~ Information are obtained from Wikipedia
Ø Robot Platform
Our DYNAMIXEL system offers the best and most optimized environment for building a robot system. Robot developers use DYNAMIXEL actuators to build robots in various forms, such as manipulators, robot hands, mobile robots, and articulated robots, including humanoid robots.
Ø Humanoid Platform
Many robot engineers long to build humanoid robots that resemble the form of humans, and it is also the most built robot that many researchers and developers using DYNAMIXEL actuators make.
THORMANG was first presented at the 2015 DARPA Robotics Challenge, a disaster relief robot competition. It was developed based on our high performance actuator, the THORMANG was first presented at the 2015 DARPA Robotics Challenge, a disaster relief robot competition. It was developed based on our high performance actuator, the DYNAMIXEL Pro, and is the world’s first open source full sized humanoid platform that can be put into an actual field. It is highly recognized as a learning and research platform robot thanks to its open design and sources.
Our open-source based humanoid platforms have become a foundation stone in building up the DYNAMIXEL ecosystem and have become the benchmark for many robotics researchers. ROBOTIS has been advancing its humanoid robots for a long time, allowing us to take a step closer to the future we had only dreamed of.
Ø Mobile Platform
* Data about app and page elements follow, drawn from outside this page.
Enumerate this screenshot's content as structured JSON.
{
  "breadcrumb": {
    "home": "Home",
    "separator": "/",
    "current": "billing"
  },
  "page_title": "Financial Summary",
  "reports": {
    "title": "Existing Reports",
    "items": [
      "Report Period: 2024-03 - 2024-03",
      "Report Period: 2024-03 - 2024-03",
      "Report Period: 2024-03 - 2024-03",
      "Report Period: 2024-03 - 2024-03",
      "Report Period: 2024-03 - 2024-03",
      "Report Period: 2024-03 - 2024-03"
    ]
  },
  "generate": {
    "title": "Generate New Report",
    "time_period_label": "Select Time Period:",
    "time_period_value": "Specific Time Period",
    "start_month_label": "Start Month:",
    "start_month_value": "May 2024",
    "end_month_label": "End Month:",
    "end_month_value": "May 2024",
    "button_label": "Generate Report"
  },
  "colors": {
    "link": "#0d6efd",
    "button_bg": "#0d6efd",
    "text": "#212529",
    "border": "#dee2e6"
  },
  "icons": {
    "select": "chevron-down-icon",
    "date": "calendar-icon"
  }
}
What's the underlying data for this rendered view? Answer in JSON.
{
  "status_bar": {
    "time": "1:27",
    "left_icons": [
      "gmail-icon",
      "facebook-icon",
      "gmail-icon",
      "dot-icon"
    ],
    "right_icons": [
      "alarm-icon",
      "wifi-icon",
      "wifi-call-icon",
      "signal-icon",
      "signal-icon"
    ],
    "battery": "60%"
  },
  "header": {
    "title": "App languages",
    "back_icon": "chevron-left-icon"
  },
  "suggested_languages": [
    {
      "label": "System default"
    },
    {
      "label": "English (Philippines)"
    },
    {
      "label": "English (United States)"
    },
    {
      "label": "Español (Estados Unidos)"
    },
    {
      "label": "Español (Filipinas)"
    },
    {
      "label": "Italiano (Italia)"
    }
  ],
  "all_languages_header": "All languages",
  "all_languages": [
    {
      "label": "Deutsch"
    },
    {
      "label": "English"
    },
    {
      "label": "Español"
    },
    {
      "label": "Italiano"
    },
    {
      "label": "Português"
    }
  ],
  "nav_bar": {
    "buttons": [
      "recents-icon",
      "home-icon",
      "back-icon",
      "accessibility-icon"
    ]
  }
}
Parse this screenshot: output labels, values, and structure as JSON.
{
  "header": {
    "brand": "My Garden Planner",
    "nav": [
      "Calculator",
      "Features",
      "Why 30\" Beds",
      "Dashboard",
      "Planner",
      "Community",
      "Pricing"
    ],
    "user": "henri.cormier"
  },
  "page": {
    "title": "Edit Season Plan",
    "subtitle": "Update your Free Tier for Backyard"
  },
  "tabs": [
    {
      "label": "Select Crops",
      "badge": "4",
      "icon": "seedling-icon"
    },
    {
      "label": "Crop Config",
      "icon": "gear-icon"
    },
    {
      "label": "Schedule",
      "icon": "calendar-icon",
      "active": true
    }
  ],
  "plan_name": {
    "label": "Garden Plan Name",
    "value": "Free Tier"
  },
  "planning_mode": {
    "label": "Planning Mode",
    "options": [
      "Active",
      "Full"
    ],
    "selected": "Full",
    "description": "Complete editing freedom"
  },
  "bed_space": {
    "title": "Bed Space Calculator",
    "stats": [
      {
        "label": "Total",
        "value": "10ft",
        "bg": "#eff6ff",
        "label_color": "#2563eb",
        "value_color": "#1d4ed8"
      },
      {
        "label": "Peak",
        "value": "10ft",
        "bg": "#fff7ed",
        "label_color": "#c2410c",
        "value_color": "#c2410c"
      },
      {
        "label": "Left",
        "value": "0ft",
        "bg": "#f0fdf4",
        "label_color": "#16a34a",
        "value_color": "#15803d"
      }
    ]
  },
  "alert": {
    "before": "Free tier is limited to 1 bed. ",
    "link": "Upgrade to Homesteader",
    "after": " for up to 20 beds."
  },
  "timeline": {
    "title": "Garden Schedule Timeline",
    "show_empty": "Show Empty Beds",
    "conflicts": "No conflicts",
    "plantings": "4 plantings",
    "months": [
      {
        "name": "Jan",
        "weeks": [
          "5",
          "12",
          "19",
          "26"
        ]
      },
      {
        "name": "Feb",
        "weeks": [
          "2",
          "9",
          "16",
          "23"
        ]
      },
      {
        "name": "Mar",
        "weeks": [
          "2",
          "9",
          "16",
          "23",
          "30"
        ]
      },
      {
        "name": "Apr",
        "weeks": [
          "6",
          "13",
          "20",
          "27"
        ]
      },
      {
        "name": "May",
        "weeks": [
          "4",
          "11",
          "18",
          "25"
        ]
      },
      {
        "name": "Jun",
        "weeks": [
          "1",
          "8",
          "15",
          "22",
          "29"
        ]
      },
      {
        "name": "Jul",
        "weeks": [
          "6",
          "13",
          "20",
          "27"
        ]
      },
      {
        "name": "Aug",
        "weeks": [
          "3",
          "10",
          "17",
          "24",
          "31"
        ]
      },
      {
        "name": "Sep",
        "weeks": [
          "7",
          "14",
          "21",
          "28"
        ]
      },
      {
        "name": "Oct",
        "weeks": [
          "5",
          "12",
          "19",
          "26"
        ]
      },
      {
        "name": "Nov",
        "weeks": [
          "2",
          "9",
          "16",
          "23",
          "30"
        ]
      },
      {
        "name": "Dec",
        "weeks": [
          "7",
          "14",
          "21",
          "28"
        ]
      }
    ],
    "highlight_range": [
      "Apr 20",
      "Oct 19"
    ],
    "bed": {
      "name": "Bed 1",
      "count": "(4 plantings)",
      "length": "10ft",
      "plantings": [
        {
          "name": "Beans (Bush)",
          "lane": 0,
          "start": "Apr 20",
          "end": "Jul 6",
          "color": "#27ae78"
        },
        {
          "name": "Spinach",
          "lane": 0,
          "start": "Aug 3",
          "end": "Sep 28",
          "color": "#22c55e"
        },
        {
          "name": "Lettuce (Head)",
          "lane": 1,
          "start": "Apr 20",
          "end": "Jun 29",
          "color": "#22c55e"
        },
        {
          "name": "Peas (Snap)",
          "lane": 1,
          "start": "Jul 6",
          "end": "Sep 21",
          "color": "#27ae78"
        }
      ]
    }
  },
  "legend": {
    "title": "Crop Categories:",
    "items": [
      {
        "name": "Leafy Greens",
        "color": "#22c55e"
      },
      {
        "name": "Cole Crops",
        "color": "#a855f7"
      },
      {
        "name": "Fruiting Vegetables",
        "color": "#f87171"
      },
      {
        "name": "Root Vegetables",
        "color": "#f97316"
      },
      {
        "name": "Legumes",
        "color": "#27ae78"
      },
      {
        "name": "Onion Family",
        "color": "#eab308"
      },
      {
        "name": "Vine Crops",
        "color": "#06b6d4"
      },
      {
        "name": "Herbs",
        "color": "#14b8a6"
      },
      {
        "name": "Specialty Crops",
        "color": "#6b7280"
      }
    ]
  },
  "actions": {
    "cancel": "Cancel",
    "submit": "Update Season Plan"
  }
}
TurtleBot3 which was developed in collaboration with Open Robotics and released in 2017 is an official ROS education platform. It is a mobile robot with a modular structure developed for research based on ROS and our DYNAMIXEL X series. The advantage of the product is that it is low cost and expandable, and its modularity allows easy maintenance. The software is also open source allowing users to freely share and use its source. The TurtleBot3 can be used in any field for study and research that apply SLAM, navigation, autonomous drive, and mobile systems.
ROBOTIS Manipulator-H, a robotic arm system based on the DYNAMIXEL Pro, is a universal system that can be operated in various environments with its lightweight, modular structure and allows easy maintenance and transformation. It is based on open source and can be used for learning and research for kinematics and manipulation. Thanks to its human arm sized hardware configuration, it can be used as a robot system that drives aircraft and automobiles, and can be used as a remotely operated robot in a disaster scene. Its powerful output (compared to its weigh) and portability make it easy to utilize when working in a narrow space or to construct a system for performing at exhibition halls.
Ø Robot Hand
Based on the compact DYNAMIXEL MX series, the ROBOTIS Hand is easy to use and mount on humanoids or mobile robots. When attached to DYNAMIXEL based robotic arm, it can be connected in a daisy chain topology for immediate operation without additional work.
Ø Open Source Community and DYNAMIXEL Ecosystem
ROBOTIS values being able to provide robot researchers and developers a system to create and build robots and aims to be a platform provider that closely work with various open platform sponsors. To successfully do so, we commercialize easy to use high performance DYNAMIXEL actuators and platforms and continue to expand our product line-ups through ongoing research and development. In addition to this, by opening our programming software to the public, it provides an opportunity for beginners to easily implement and operate robots of their dreams.